- Data shown

--------

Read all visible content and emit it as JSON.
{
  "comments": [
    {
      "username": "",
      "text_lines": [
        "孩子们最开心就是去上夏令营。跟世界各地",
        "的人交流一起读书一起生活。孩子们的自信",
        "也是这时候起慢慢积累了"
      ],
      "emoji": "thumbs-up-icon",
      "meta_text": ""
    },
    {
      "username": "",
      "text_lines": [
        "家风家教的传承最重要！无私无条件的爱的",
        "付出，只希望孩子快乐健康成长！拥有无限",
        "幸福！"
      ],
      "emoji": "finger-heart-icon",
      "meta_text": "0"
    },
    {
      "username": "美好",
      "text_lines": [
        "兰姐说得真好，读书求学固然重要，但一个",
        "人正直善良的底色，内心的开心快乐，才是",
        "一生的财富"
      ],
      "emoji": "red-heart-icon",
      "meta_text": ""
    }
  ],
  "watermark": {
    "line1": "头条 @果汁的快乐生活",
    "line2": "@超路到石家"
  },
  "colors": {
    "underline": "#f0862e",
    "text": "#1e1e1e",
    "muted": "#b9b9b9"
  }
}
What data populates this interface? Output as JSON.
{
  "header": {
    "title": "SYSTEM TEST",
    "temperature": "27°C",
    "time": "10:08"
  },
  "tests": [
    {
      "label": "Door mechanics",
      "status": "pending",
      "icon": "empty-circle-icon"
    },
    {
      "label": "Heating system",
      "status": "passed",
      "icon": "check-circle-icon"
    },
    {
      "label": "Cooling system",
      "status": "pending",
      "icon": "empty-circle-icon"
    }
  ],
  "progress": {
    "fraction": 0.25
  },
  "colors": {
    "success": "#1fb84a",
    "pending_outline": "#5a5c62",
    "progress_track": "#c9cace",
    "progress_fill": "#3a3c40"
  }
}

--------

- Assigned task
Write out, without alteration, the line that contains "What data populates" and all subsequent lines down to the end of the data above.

- Result of the task
What data populates this interface? Output as JSON.
{
  "header": {
    "title": "SYSTEM TEST",
    "temperature": "27°C",
    "time": "10:08"
  },
  "tests": [
    {
      "label": "Door mechanics",
      "status": "pending",
      "icon": "empty-circle-icon"
    },
    {
      "label": "Heating system",
      "status": "passed",
      "icon": "check-circle-icon"
    },
    {
      "label": "Cooling system",
      "status": "pending",
      "icon": "empty-circle-icon"
    }
  ],
  "progress": {
    "fraction": 0.25
  },
  "colors": {
    "success": "#1fb84a",
    "pending_outline": "#5a5c62",
    "progress_track": "#c9cace",
    "progress_fill": "#3a3c40"
  }
}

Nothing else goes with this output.